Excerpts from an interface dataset
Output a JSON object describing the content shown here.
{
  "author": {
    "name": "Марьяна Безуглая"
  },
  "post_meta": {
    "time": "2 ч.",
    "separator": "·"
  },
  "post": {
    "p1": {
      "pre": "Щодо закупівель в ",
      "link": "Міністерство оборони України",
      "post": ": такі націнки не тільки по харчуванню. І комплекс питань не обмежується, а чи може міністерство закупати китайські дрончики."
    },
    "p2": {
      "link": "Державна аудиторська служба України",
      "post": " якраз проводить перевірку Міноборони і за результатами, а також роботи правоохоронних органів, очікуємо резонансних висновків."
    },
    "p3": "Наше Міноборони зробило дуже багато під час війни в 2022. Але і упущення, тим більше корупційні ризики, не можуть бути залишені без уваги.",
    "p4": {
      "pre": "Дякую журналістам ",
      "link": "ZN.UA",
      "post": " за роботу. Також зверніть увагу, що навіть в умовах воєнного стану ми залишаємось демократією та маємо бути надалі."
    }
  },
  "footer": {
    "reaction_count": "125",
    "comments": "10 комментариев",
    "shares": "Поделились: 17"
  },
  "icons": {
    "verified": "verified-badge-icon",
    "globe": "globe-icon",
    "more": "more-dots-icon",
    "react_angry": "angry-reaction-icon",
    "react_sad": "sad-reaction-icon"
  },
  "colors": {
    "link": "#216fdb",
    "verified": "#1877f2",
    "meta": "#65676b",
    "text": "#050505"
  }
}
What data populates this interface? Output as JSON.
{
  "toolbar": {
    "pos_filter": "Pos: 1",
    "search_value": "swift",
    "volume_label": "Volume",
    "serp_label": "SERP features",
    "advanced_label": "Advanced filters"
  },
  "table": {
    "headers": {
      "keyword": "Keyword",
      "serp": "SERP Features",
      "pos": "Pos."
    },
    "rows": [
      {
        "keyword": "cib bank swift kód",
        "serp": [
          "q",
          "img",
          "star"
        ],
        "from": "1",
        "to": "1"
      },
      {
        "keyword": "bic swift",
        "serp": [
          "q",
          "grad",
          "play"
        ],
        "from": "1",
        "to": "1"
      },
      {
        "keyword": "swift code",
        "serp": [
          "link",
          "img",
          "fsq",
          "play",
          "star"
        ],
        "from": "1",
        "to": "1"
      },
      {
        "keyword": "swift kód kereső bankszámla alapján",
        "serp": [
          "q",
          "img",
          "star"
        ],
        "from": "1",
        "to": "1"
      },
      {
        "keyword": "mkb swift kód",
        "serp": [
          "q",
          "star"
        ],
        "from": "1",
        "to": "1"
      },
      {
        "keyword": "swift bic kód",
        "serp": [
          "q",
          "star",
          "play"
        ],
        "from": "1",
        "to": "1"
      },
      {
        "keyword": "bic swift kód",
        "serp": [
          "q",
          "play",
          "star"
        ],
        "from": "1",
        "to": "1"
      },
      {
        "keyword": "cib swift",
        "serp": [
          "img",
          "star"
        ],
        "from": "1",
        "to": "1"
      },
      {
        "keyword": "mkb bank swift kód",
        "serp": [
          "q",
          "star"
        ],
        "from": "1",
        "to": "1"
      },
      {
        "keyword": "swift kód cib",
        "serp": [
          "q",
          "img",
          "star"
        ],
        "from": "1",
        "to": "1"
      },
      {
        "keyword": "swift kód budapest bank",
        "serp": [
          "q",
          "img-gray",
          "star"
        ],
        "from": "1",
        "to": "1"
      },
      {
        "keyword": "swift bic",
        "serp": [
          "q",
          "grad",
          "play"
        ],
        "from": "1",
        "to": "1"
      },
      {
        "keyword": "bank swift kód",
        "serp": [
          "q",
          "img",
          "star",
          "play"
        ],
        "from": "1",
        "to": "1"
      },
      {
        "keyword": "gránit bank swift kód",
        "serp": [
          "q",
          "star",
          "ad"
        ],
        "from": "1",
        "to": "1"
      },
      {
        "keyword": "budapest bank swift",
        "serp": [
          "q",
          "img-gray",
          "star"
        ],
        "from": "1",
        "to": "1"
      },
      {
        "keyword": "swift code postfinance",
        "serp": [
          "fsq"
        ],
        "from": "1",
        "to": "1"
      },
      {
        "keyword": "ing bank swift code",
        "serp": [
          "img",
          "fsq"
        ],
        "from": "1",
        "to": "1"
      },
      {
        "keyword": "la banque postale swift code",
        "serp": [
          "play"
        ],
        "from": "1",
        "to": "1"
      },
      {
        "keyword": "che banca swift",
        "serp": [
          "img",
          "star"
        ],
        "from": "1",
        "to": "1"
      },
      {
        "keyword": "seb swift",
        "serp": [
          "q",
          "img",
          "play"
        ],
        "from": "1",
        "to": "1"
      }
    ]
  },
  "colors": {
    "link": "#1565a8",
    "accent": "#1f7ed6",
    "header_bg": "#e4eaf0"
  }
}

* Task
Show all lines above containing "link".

* Exercise response
      "link": "Міністерство оборони України",
      "link": "Державна аудиторська служба України",
      "link": "ZN.UA",
    "link": "#216fdb",
          "link",
    "link": "#1565a8",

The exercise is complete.